The next step is the oil museum in Merkwiller. Eighty years ago, an oil company discovered oil here and provided work for many people in the region. The Karishmiermacher is the centre of the village. He was a man who walked around the villages to sell cups of oil to households. The landscape around Woerth and Merkwiller is breathtaking.
Our day will end in Hunspach, chosen as the most beautiful village in France for 2020.
The village is full of authentic half-timbered houses. In the village centre, Tommy can admire the view of the square and soak in the village atmosphere.
Tommy is a Very Important Bear. The people in the village have decided to throw a Tarte Flambée party with dancing from local Hunspacher folklore groups.
We start with an Apéro. The men usually drink Amer Beer whilst the ladies will be served a Crémant.
Amer is a sweet liquid made up of orange zest, lemon juice, Gentiana, sugar and caramel. It has an alcohol content of 18%. A little is poured into the beer glass and then topped with Pilsener.
Earlier, before people baked bread, they made Tartes Flambées. The dough (made from flour and water) is rolled extremely thin, about 5 mm. Then you put a topping of cream cheese, onions and bacon cubes (lardons). The tarte is put into a wood oven and baked for about 5 minutes.
A tarte is shared by everybody. One tarte is served and divided into the number of people at the table. The slice is folded together and eaten as finger food. And people drink white wine with it.
Both Monique and Bernard think Tommy will have a pleasant, relaxing end to a long day full of different impressions.

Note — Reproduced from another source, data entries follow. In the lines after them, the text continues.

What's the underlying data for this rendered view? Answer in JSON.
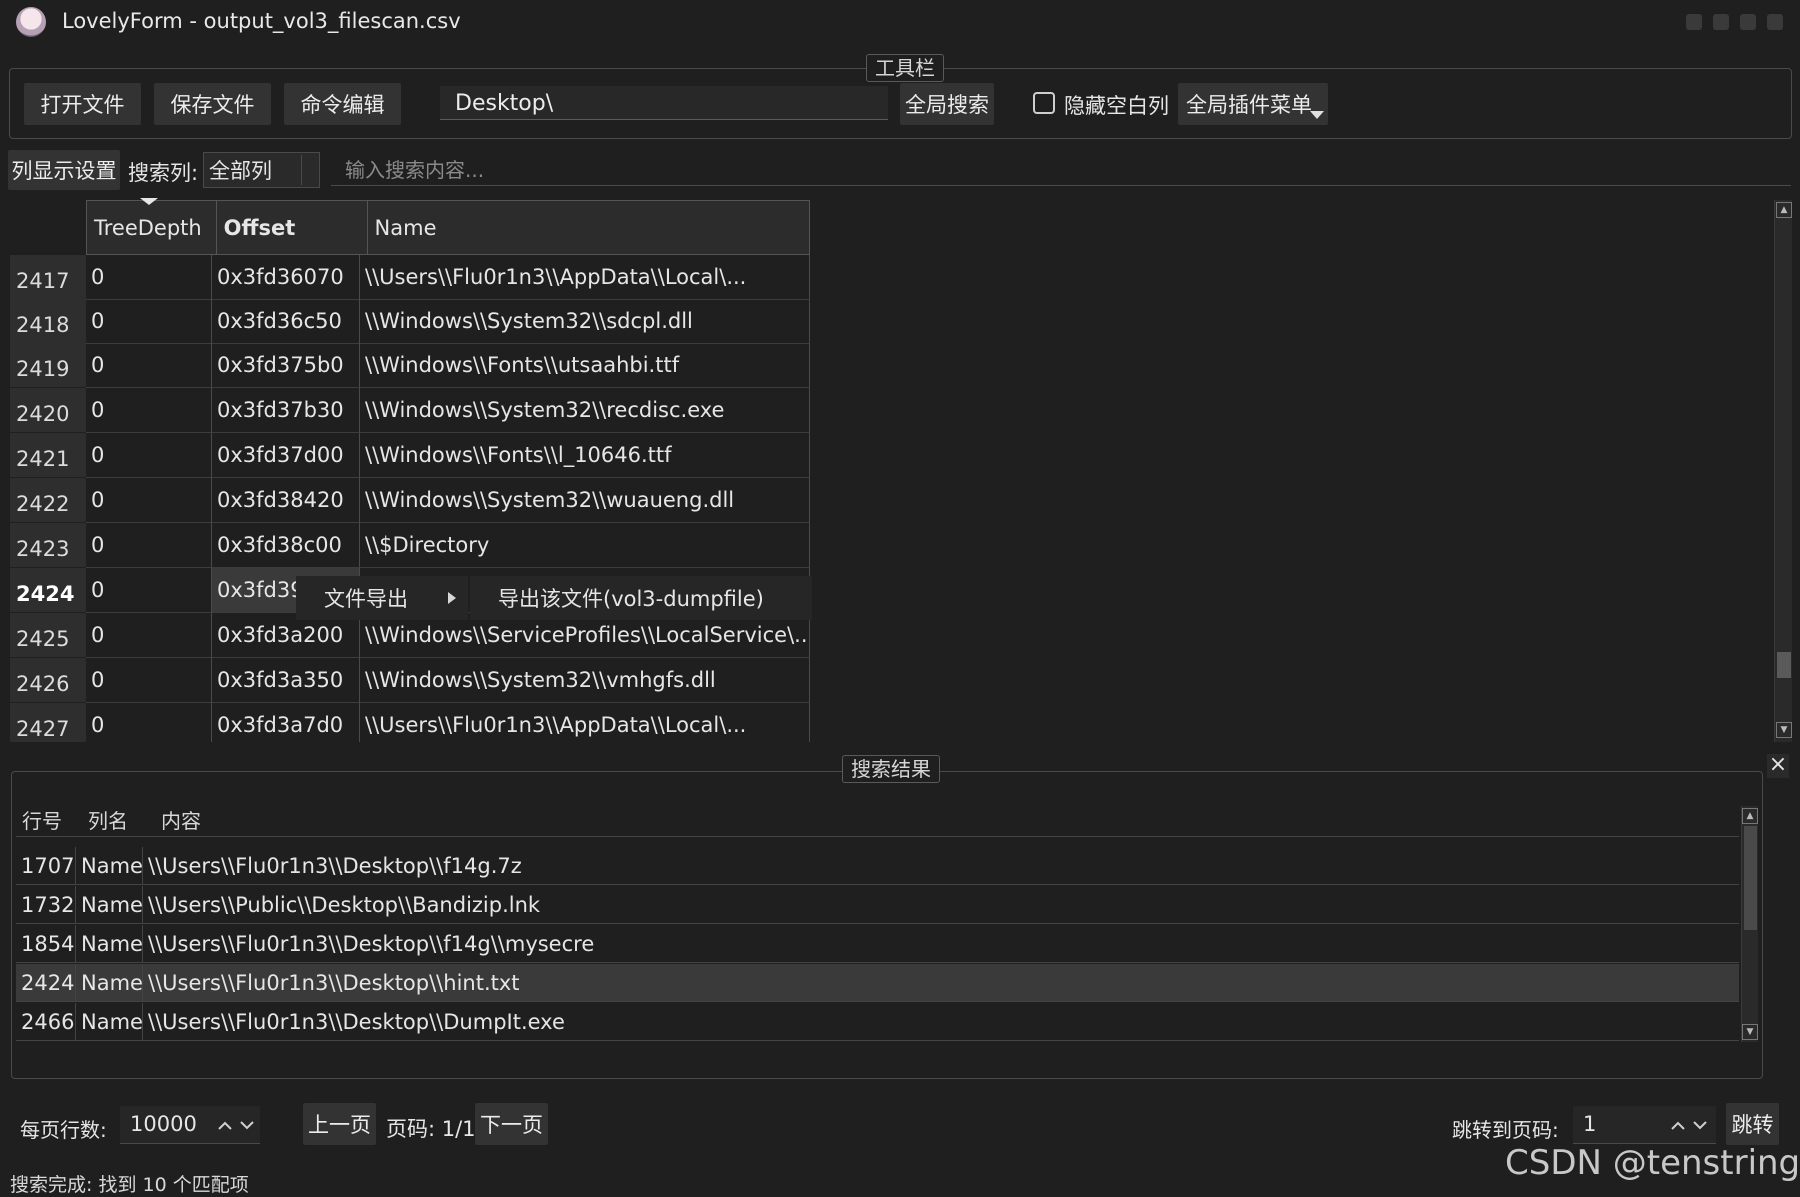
{
  "window": {
    "app_name": "LovelyForm",
    "separator": "-",
    "file_name": "output_vol3_filescan.csv"
  },
  "toolbar": {
    "group_label": "工具栏",
    "open_label": "打开文件",
    "save_label": "保存文件",
    "cmd_label": "命令编辑",
    "path_value": "Desktop\\",
    "global_search_label": "全局搜索",
    "hide_empty_label": "隐藏空白列",
    "plugin_menu_label": "全局插件菜单"
  },
  "filter": {
    "column_settings_label": "列显示设置",
    "search_col_label": "搜索列:",
    "search_col_value": "全部列",
    "search_placeholder": "输入搜索内容..."
  },
  "table": {
    "columns": [
      "TreeDepth",
      "Offset",
      "Name"
    ],
    "rows": [
      {
        "row": "2417",
        "depth": "0",
        "offset": "0x3fd36070",
        "name": "\\\\Users\\\\Flu0r1n3\\\\AppData\\\\Local\\..."
      },
      {
        "row": "2418",
        "depth": "0",
        "offset": "0x3fd36c50",
        "name": "\\\\Windows\\\\System32\\\\sdcpl.dll"
      },
      {
        "row": "2419",
        "depth": "0",
        "offset": "0x3fd375b0",
        "name": "\\\\Windows\\\\Fonts\\\\utsaahbi.ttf"
      },
      {
        "row": "2420",
        "depth": "0",
        "offset": "0x3fd37b30",
        "name": "\\\\Windows\\\\System32\\\\recdisc.exe"
      },
      {
        "row": "2421",
        "depth": "0",
        "offset": "0x3fd37d00",
        "name": "\\\\Windows\\\\Fonts\\\\l_10646.ttf"
      },
      {
        "row": "2422",
        "depth": "0",
        "offset": "0x3fd38420",
        "name": "\\\\Windows\\\\System32\\\\wuaueng.dll"
      },
      {
        "row": "2423",
        "depth": "0",
        "offset": "0x3fd38c00",
        "name": "\\\\$Directory"
      },
      {
        "row": "2424",
        "depth": "0",
        "offset": "0x3fd39(",
        "name": ""
      },
      {
        "row": "2425",
        "depth": "0",
        "offset": "0x3fd3a200",
        "name": "\\\\Windows\\\\ServiceProfiles\\\\LocalService\\..."
      },
      {
        "row": "2426",
        "depth": "0",
        "offset": "0x3fd3a350",
        "name": "\\\\Windows\\\\System32\\\\vmhgfs.dll"
      },
      {
        "row": "2427",
        "depth": "0",
        "offset": "0x3fd3a7d0",
        "name": "\\\\Users\\\\Flu0r1n3\\\\AppData\\\\Local\\..."
      }
    ]
  },
  "context_menu": {
    "item_label": "文件导出",
    "submenu_label": "导出该文件(vol3-dumpfile)"
  },
  "search_results": {
    "group_label": "搜索结果",
    "close_glyph": "×",
    "headers": [
      "行号",
      "列名",
      "内容"
    ],
    "rows": [
      {
        "line": "1707",
        "column": "Name",
        "content": "\\\\Users\\\\Flu0r1n3\\\\Desktop\\\\f14g.7z"
      },
      {
        "line": "1732",
        "column": "Name",
        "content": "\\\\Users\\\\Public\\\\Desktop\\\\Bandizip.lnk"
      },
      {
        "line": "1854",
        "column": "Name",
        "content": "\\\\Users\\\\Flu0r1n3\\\\Desktop\\\\f14g\\\\mysecre"
      },
      {
        "line": "2424",
        "column": "Name",
        "content": "\\\\Users\\\\Flu0r1n3\\\\Desktop\\\\hint.txt"
      },
      {
        "line": "2466",
        "column": "Name",
        "content": "\\\\Users\\\\Flu0r1n3\\\\Desktop\\\\DumpIt.exe"
      }
    ]
  },
  "pager": {
    "rows_per_page_label": "每页行数:",
    "rows_per_page_value": "10000",
    "prev_label": "上一页",
    "page_info": "页码: 1/1",
    "next_label": "下一页",
    "goto_label": "跳转到页码:",
    "goto_value": "1",
    "jump_label": "跳转"
  },
  "status": {
    "text": "搜索完成: 找到 10 个匹配项"
  },
  "watermark": "CSDN @tenstrings",
  "colors": {
    "background": "#1f1f1f",
    "panel": "#333333",
    "text": "#e6e6e6",
    "border": "#4a4a4a"
  },
  "icons": [
    "app-avatar-icon",
    "dropdown-arrow-icon",
    "submenu-arrow-icon",
    "close-icon",
    "spin-up-icon",
    "spin-down-icon"
  ]
}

After two apéros and a bottle of wine, lots of food, Tommy will be worse for wear and perhaps a little tired. He might find it hard to stay awake for the second day, which we will describe in part two.